by Marcina Zaccaria . . .
To commemorate the 20th anniversary of September 11th, Irish Repertory Theatre presents the audio event, Bikeman, on You Tube.
Bikeman follows the story of a journalist on the day of September 11th, 2001, past a square in downtown NYC, directly into the catastrophe of the falling towers. With spoken word genius, Robert Cuccioli tells of the story. Smelling the smoke, blinded in the darkness, and hearing the awful sound of metal collapsing, the Bikeman puts himself inside the drama.
A photo of the NYC skyline that included the Twin Towers remains on YouTube throughout this one hour, 30 second presentation. Brilliant was the way that Irish Rep moves light over this single image to create an entire experience, catapulting you into the dizzying journey, while allowing you to focus on the truth that the Towers are no longer there. Before the end of the presentation, the eye notices white boats sailing around the World Trade Center site before smoke encompasses a tower before it disappears. At another point, Director Joseph Discher creates a skyline with disappearing spots, so that we capture a memory in our mind and fill in the gaps.

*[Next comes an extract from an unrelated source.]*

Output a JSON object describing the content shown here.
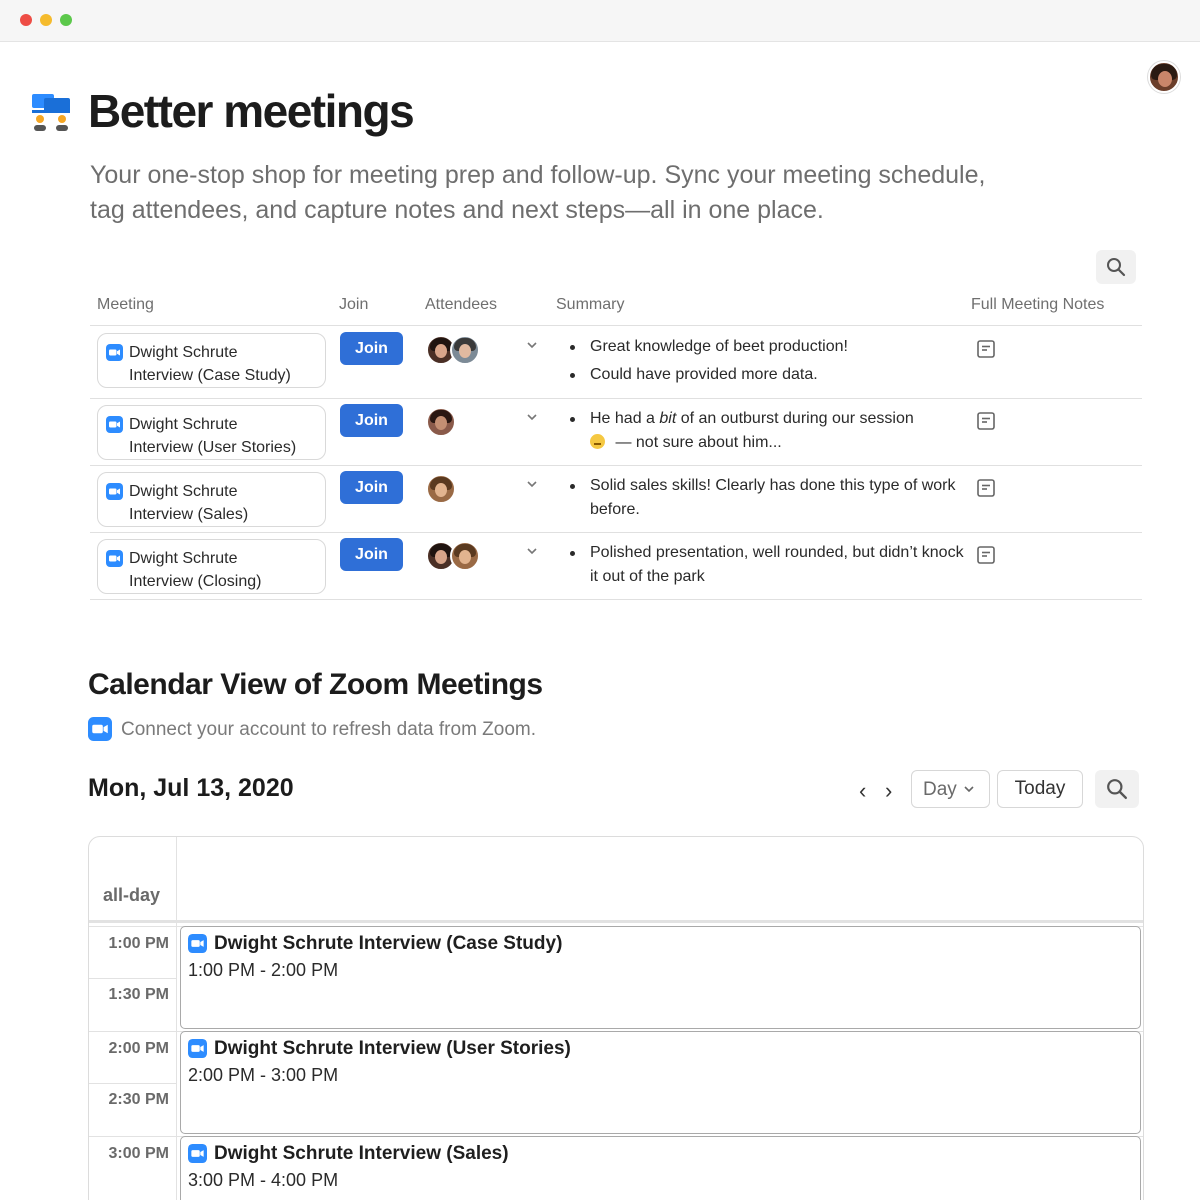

The delivery of the text is so eloquent, with long phrases by Thomas F. Flynn echoing one another. It feels too lush to experience the horror of emptiness that many felt after the towers began to collapse. Describing hallway by hallway, with a moment to moment precision that is almost alarming, Robert Cuccioli as Journalist Thomas Flynn, makes you breathe. Cuccioli delivers the swiftly paced text so profoundly, punctuating the rising and falling action. Particularly, as you get the sense of being driven to the point of no return, your lungs might reach deep into the recesses, believing that survival could be possible and that rescue is near. You may feel surprised when the Bikeman encounters a lake. While the experience outside of the world of the falling towers was one of dry smoke and confusion, the text in the world of this audio experience speaks of a murky wetness, leaving one to wonder about uncovered stories 20 years later.

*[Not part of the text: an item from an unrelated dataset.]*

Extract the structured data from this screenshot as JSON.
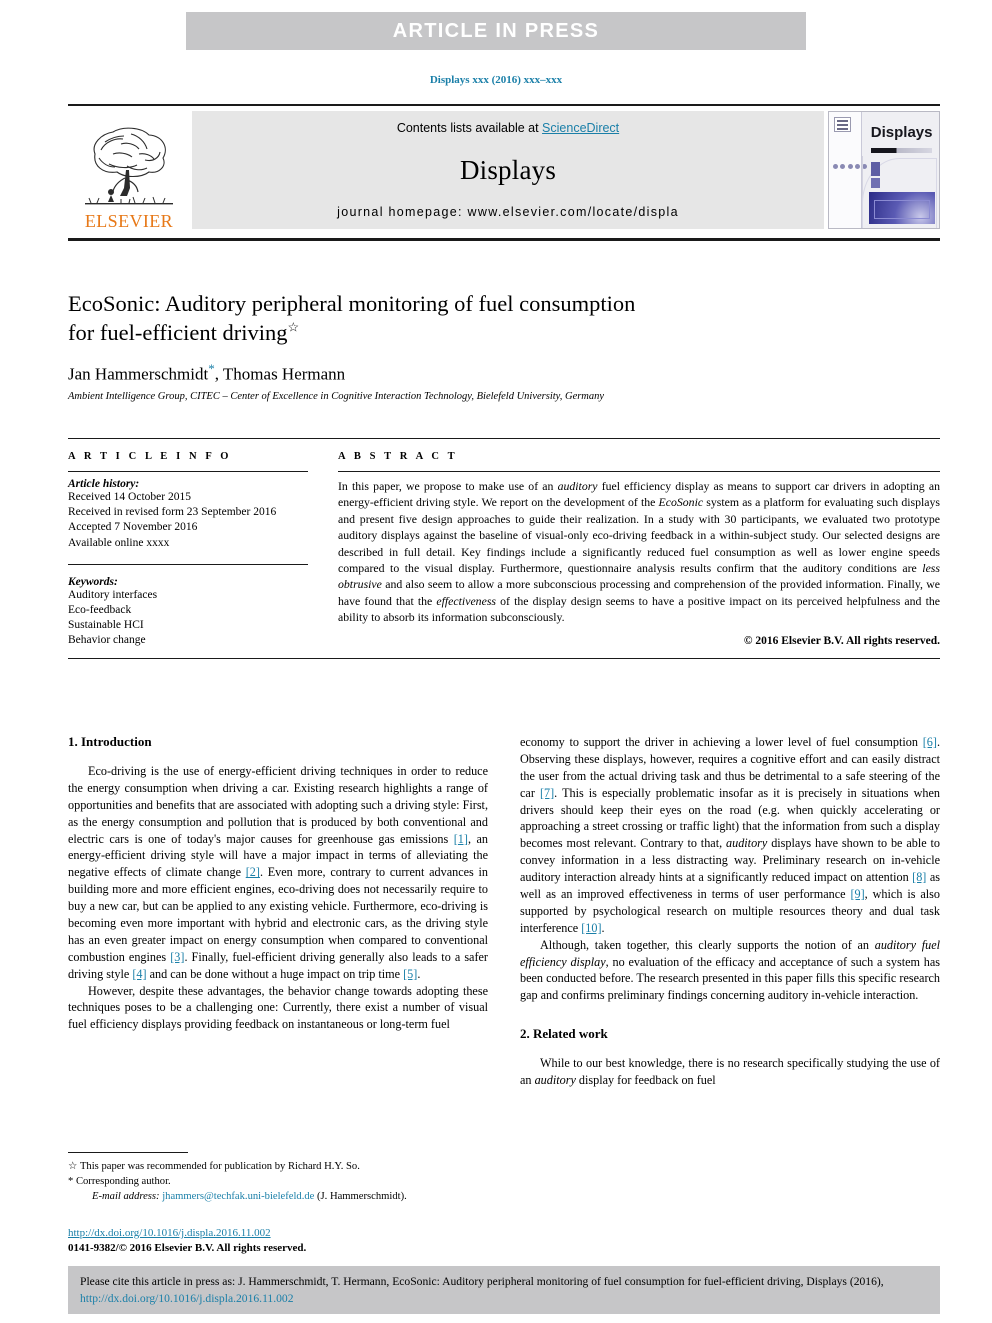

Did the human body after impact yearn for some type of reflecting pool, some type of bright light to battle with the heavens? It still seems impossible to think of 9.11 without remembering where you were that day, and what the crowds were doing around you. A day after this audio link became available on YouTube, I recall the mention of the police officers, average office workers, and NYC neighbors recognized in the play. Representing so many perspectives takes courage, particularly over time. Commended, Irish Repertory Theatre should be, for finding the strength to tell the story.
Bikeman is available on YouTube through September 18, 2021. www.irishrep.org